==== Material provided ====

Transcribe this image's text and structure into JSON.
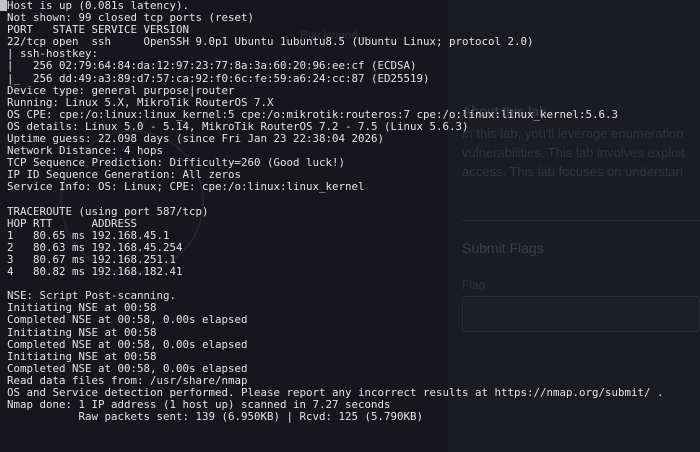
{
  "background_page": {
    "top_title": "Blackwood",
    "about_heading": "About this lab",
    "about_lines": [
      "In this lab, you'll leverage enumeration",
      "vulnerabilities. This lab involves exploit",
      "access. This lab focuses on understan"
    ],
    "submit_heading": "Submit Flags",
    "flag_label": "Flag"
  },
  "terminal": {
    "lines": [
      "Host is up (0.081s latency).",
      "Not shown: 99 closed tcp ports (reset)",
      "PORT   STATE SERVICE VERSION",
      "22/tcp open  ssh     OpenSSH 9.0p1 Ubuntu 1ubuntu8.5 (Ubuntu Linux; protocol 2.0)",
      "| ssh-hostkey:",
      "|   256 02:79:64:84:da:12:97:23:77:8a:3a:60:20:96:ee:cf (ECDSA)",
      "|_  256 dd:49:a3:89:d7:57:ca:92:f0:6c:fe:59:a6:24:cc:87 (ED25519)",
      "Device type: general purpose|router",
      "Running: Linux 5.X, MikroTik RouterOS 7.X",
      "OS CPE: cpe:/o:linux:linux_kernel:5 cpe:/o:mikrotik:routeros:7 cpe:/o:linux:linux_kernel:5.6.3",
      "OS details: Linux 5.0 - 5.14, MikroTik RouterOS 7.2 - 7.5 (Linux 5.6.3)",
      "Uptime guess: 22.098 days (since Fri Jan 23 22:38:04 2026)",
      "Network Distance: 4 hops",
      "TCP Sequence Prediction: Difficulty=260 (Good luck!)",
      "IP ID Sequence Generation: All zeros",
      "Service Info: OS: Linux; CPE: cpe:/o:linux:linux_kernel",
      "",
      "TRACEROUTE (using port 587/tcp)",
      "HOP RTT      ADDRESS",
      "1   80.65 ms 192.168.45.1",
      "2   80.63 ms 192.168.45.254",
      "3   80.67 ms 192.168.251.1",
      "4   80.82 ms 192.168.182.41",
      "",
      "NSE: Script Post-scanning.",
      "Initiating NSE at 00:58",
      "Completed NSE at 00:58, 0.00s elapsed",
      "Initiating NSE at 00:58",
      "Completed NSE at 00:58, 0.00s elapsed",
      "Initiating NSE at 00:58",
      "Completed NSE at 00:58, 0.00s elapsed",
      "Read data files from: /usr/share/nmap",
      "OS and Service detection performed. Please report any incorrect results at https://nmap.org/submit/ .",
      "Nmap done: 1 IP address (1 host up) scanned in 7.27 seconds",
      "           Raw packets sent: 139 (6.950KB) | Rcvd: 125 (5.790KB)"
    ]
  },
  "colors": {
    "terminal_text": "#e4e4e4",
    "background": "#16161c"
  }
}
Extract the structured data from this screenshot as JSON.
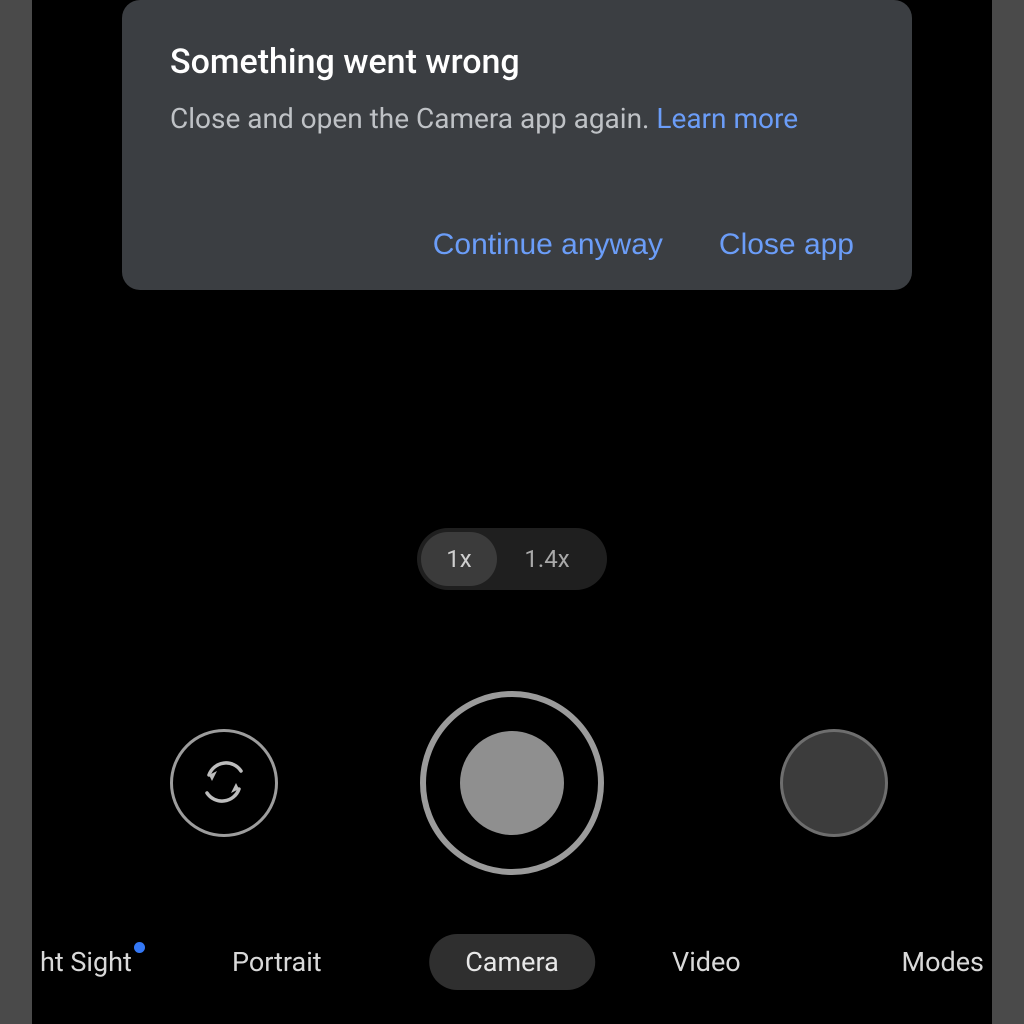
{
  "dialog": {
    "title": "Something went wrong",
    "body_text": "Close and open the Camera app again. ",
    "learn_more": "Learn more",
    "continue_label": "Continue anyway",
    "close_label": "Close app"
  },
  "zoom": {
    "opt1": "1x",
    "opt2": "1.4x"
  },
  "modes": {
    "night": "ht Sight",
    "portrait": "Portrait",
    "camera": "Camera",
    "video": "Video",
    "modes": "Modes"
  }
}
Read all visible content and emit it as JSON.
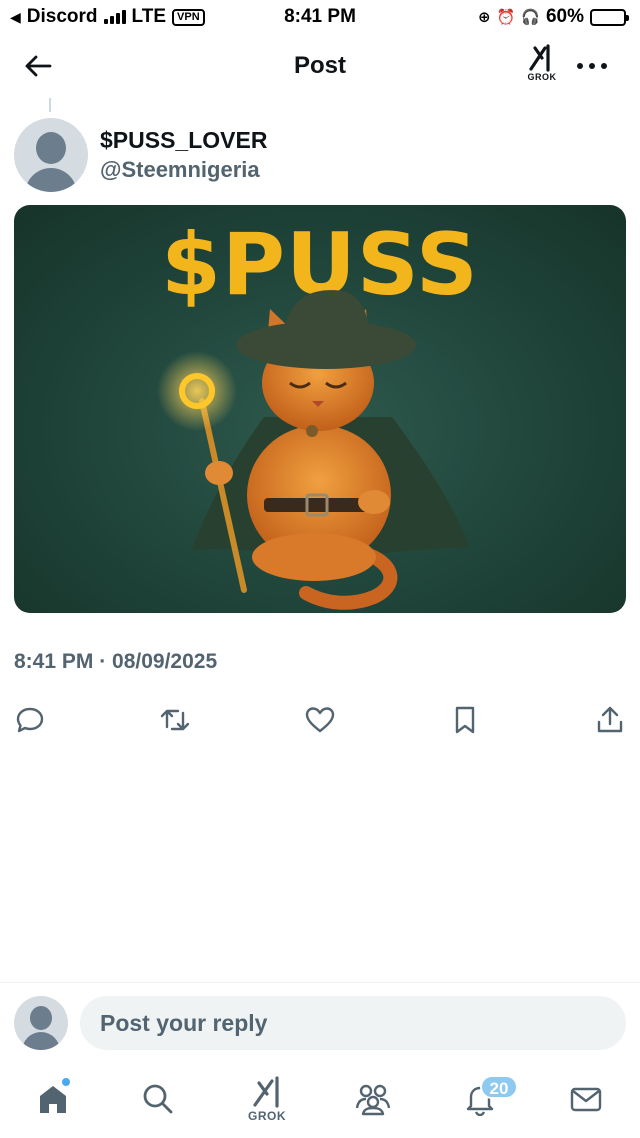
{
  "status_bar": {
    "back_app": "Discord",
    "network": "LTE",
    "vpn": "VPN",
    "time": "8:41 PM",
    "battery": "60%",
    "battery_level": 0.6
  },
  "header": {
    "title": "Post",
    "grok_label": "GROK"
  },
  "post": {
    "display_name": "$PUSS_LOVER",
    "handle": "@Steemnigeria",
    "image_title": "$PUSS",
    "timestamp": "8:41 PM · 08/09/2025"
  },
  "reply": {
    "placeholder": "Post your reply"
  },
  "bottom_nav": {
    "grok_label": "GROK",
    "notifications_badge": "20"
  },
  "icons": [
    "back-arrow-icon",
    "grok-icon",
    "more-icon",
    "reply-icon",
    "repost-icon",
    "like-icon",
    "bookmark-icon",
    "share-icon",
    "home-icon",
    "search-icon",
    "communities-icon",
    "notifications-icon",
    "messages-icon"
  ]
}
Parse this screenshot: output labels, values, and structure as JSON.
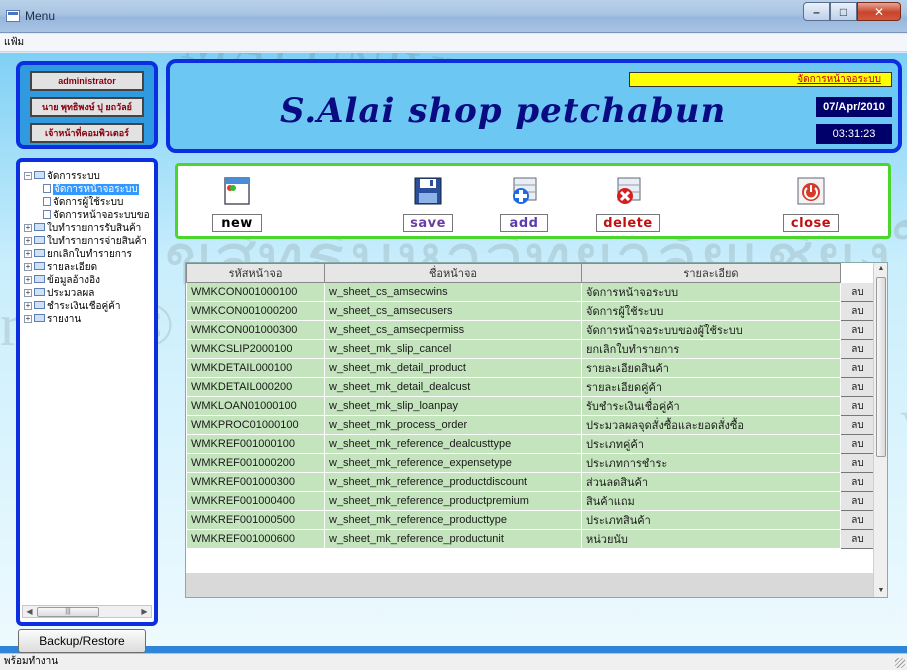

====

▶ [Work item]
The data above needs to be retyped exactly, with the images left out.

▶ [Your solution]
Transcribe this image's text and structure into JSON.
{
  "background_page": {
    "top_title": "Blackwood",
    "about_heading": "About this lab",
    "about_lines": [
      "In this lab, you'll leverage enumeration",
      "vulnerabilities. This lab involves exploit",
      "access. This lab focuses on understan"
    ],
    "submit_heading": "Submit Flags",
    "flag_label": "Flag"
  },
  "terminal": {
    "lines": [
      "Host is up (0.081s latency).",
      "Not shown: 99 closed tcp ports (reset)",
      "PORT   STATE SERVICE VERSION",
      "22/tcp open  ssh     OpenSSH 9.0p1 Ubuntu 1ubuntu8.5 (Ubuntu Linux; protocol 2.0)",
      "| ssh-hostkey:",
      "|   256 02:79:64:84:da:12:97:23:77:8a:3a:60:20:96:ee:cf (ECDSA)",
      "|_  256 dd:49:a3:89:d7:57:ca:92:f0:6c:fe:59:a6:24:cc:87 (ED25519)",
      "Device type: general purpose|router",
      "Running: Linux 5.X, MikroTik RouterOS 7.X",
      "OS CPE: cpe:/o:linux:linux_kernel:5 cpe:/o:mikrotik:routeros:7 cpe:/o:linux:linux_kernel:5.6.3",
      "OS details: Linux 5.0 - 5.14, MikroTik RouterOS 7.2 - 7.5 (Linux 5.6.3)",
      "Uptime guess: 22.098 days (since Fri Jan 23 22:38:04 2026)",
      "Network Distance: 4 hops",
      "TCP Sequence Prediction: Difficulty=260 (Good luck!)",
      "IP ID Sequence Generation: All zeros",
      "Service Info: OS: Linux; CPE: cpe:/o:linux:linux_kernel",
      "",
      "TRACEROUTE (using port 587/tcp)",
      "HOP RTT      ADDRESS",
      "1   80.65 ms 192.168.45.1",
      "2   80.63 ms 192.168.45.254",
      "3   80.67 ms 192.168.251.1",
      "4   80.82 ms 192.168.182.41",
      "",
      "NSE: Script Post-scanning.",
      "Initiating NSE at 00:58",
      "Completed NSE at 00:58, 0.00s elapsed",
      "Initiating NSE at 00:58",
      "Completed NSE at 00:58, 0.00s elapsed",
      "Initiating NSE at 00:58",
      "Completed NSE at 00:58, 0.00s elapsed",
      "Read data files from: /usr/share/nmap",
      "OS and Service detection performed. Please report any incorrect results at https://nmap.org/submit/ .",
      "Nmap done: 1 IP address (1 host up) scanned in 7.27 seconds",
      "           Raw packets sent: 139 (6.950KB) | Rcvd: 125 (5.790KB)"
    ]
  },
  "colors": {
    "terminal_text": "#e4e4e4",
    "background": "#16161c"
  }
}
Extract the structured data from this screenshot as JSON.
{
  "dialog": {
    "title": "Something went wrong",
    "body_text": "Close and open the Camera app again. ",
    "learn_more": "Learn more",
    "continue_label": "Continue anyway",
    "close_label": "Close app"
  },
  "zoom": {
    "opt1": "1x",
    "opt2": "1.4x"
  },
  "modes": {
    "night": "ht Sight",
    "portrait": "Portrait",
    "camera": "Camera",
    "video": "Video",
    "modes": "Modes"
  }
}
Read all visible content and emit it as JSON.
{
  "status_bar": {
    "back_app": "Discord",
    "network": "LTE",
    "vpn": "VPN",
    "time": "8:41 PM",
    "battery": "60%",
    "battery_level": 0.6
  },
  "header": {
    "title": "Post",
    "grok_label": "GROK"
  },
  "post": {
    "display_name": "$PUSS_LOVER",
    "handle": "@Steemnigeria",
    "image_title": "$PUSS",
    "timestamp": "8:41 PM · 08/09/2025"
  },
  "reply": {
    "placeholder": "Post your reply"
  },
  "bottom_nav": {
    "grok_label": "GROK",
    "notifications_badge": "20"
  },
  "icons": [
    "back-arrow-icon",
    "grok-icon",
    "more-icon",
    "reply-icon",
    "repost-icon",
    "like-icon",
    "bookmark-icon",
    "share-icon",
    "home-icon",
    "search-icon",
    "communities-icon",
    "notifications-icon",
    "messages-icon"
  ]
}
Parse this screenshot: output labels, values, and structure as JSON.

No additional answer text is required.